Auster hits many of his favored themes here. Characters struggle to move on after pulverizing losses. Solace is found in art. There is a story in a story and the rules of reality seem bendable.
Like in a lot of Auster novels, readers can never be quite sure where “Man in the Dark” will go next. But be warned: This novel takes the reader to fewer places than some other Auster stories. Despite the detour into a ravaged America, this book is concerned less with politics and more with a man struggling to cope in “the black center of the dead night.”
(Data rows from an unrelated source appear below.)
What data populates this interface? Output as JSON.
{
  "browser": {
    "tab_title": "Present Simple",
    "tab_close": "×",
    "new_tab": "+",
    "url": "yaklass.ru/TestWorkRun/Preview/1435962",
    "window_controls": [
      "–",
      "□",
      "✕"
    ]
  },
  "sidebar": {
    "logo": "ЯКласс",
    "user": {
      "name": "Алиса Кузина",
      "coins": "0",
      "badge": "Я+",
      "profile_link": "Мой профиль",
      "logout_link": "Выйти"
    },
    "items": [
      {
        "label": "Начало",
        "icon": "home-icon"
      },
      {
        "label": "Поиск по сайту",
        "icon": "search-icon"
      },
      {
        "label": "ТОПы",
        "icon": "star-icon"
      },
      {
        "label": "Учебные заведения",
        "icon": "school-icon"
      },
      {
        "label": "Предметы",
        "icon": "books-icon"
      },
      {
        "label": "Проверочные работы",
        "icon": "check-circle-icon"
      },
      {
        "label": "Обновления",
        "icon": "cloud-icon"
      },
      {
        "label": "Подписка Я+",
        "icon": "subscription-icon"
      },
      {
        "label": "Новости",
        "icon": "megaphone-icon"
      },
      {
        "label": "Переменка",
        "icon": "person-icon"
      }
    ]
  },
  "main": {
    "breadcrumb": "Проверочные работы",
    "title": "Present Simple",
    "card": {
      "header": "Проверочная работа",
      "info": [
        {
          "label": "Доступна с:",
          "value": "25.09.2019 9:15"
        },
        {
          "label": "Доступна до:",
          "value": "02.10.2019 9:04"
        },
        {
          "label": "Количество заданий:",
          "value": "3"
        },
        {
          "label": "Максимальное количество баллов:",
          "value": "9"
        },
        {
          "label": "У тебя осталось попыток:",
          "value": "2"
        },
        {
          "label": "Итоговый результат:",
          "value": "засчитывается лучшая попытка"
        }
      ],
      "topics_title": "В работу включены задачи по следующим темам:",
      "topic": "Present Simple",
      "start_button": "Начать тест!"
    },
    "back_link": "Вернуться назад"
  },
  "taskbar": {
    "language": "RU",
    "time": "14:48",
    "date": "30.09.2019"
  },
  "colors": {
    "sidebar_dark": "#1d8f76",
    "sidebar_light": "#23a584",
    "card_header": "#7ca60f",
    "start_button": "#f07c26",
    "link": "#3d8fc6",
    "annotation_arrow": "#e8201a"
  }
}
Some quibbles. The ending seemed a bit off, maybe because it's an outcome a lot of other writers would have come up with. And while “Man in the Dark” is a short book, it could have been shorter. One example: it takes five pages for Brill to give a synopsis of “Tokyo Story,” a classic film he and his granddaughter watched. The movie's plot may well relate thematically to the novel, but five pages? It felt like a speed bump on an otherwise smooth ride.